Militarization and Democracy in Honduras 1954-1963

November 1, 2014  |  By  | 
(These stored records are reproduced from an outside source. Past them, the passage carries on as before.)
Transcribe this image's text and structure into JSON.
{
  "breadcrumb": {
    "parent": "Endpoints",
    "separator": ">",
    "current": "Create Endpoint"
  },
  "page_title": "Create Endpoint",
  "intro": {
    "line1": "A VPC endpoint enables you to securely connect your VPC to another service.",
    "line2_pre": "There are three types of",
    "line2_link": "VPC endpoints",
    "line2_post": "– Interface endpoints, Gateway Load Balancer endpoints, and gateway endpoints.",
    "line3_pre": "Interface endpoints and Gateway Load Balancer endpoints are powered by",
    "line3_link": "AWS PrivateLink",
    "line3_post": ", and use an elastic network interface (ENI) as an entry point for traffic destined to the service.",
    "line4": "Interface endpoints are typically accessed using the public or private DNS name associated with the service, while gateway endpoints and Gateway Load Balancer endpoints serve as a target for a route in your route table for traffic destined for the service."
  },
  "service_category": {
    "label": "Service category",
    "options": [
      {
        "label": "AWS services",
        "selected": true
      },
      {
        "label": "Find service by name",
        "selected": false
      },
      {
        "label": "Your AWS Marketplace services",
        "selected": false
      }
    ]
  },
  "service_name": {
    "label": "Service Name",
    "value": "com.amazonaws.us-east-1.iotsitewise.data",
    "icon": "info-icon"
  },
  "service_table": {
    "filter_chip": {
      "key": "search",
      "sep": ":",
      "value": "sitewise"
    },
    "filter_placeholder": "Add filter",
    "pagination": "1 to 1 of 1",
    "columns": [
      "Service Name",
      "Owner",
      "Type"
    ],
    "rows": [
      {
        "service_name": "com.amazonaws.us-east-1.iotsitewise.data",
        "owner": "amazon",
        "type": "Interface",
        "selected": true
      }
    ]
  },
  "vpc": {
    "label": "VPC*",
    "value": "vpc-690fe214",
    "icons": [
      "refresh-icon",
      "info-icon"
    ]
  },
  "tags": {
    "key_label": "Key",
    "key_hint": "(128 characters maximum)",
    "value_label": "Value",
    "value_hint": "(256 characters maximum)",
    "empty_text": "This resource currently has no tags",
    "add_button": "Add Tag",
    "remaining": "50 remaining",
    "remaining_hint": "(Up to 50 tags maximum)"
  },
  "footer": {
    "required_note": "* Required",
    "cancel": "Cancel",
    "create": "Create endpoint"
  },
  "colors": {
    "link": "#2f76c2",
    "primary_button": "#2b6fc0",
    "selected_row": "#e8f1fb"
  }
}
1 *Field-work was funded by the Social Science Research Council's International Predissertation Fellowship Program with funds provided by the Ford Foundation and the Duke-UNC Program in Latin American Studies with funds provided by the Tinker Foundation. Introduction This paper re-analyzes democratization in Honduras in the 1950-1963 period. This is part of a larger project which seeks to explicitely explore the relationship between militarization and democracy in Latin America during the Cold War. The data are derived in large measure from archival research and a reading of the Honduran newspapers of the time-period. Two principal findings resulted. Perhaps the most interesting and surprising findi ng is that the militarization issue engendered a long-running and serious national debate in Honduras. Hondurans were deeply divided over whether they should build a strong military institution or follow the Costa Rican model. Many editorials in the 1950s eerily predicted the results of the creation of a strong military caste in the country. The second key point of the paper is that democracy in Honduras was not predestined to fail due to sociological or econonomic conditions. Indeed, many factors in the country were favorable for democracy. I conclude that the sudden and dramatic emergence of a strong and autonomous military institution was a principal factor in the breakdown of democracy in 1963. Before I present the case, it is prudent to first introduce the logic of counterfactuals. The use of counterfactuals and the criticism of that strategy have been around for generations (see Tetlock and Belkin 1996a for a full discussion). Yet, many social scientists have concluded--and I think correctly--that counterfactuals are an inevitable element of any comparative research (Przeworski in Kohli 1995, 20). Even statistical research that purports to show that the dependent variable varies with changes in the causal variable is often interpreted by social scientists with counterfactual reasoning: If case A would have reduced causal variable X by 50%, then case A would have achieved a score of Z in the dependent variable. Tetlock and Belkin (1996b, 3) argue that we "can avoid counterfactuals only if we eschew all causal inference and limit ourselves to strictly noncausal narratives of what actually happened." The Honduran case is implicitly based on a counterfactual: Without an autonomous military in 1963, a golpe de estado would not have occurred and democracy would have endured at least another day. The issue in causal comparative research is not whether one uses counterfactuals, but whether it is explicit or implicit in the argument. Tetlock and Belkin (1996b, 18) and Dawes (1996) provide advice on how to produce better counterfactual inferences. Dawes in particular insists that causally convincing counterfactuals must be derived or justified by statistical analyses; "I argue that good counterfactual inferences--again, productive, reasonable, helpful ones--should be point predictions arising from statistical expectations" (1996, 301). That is, stand-alone counterfactuals should not produce much confidence.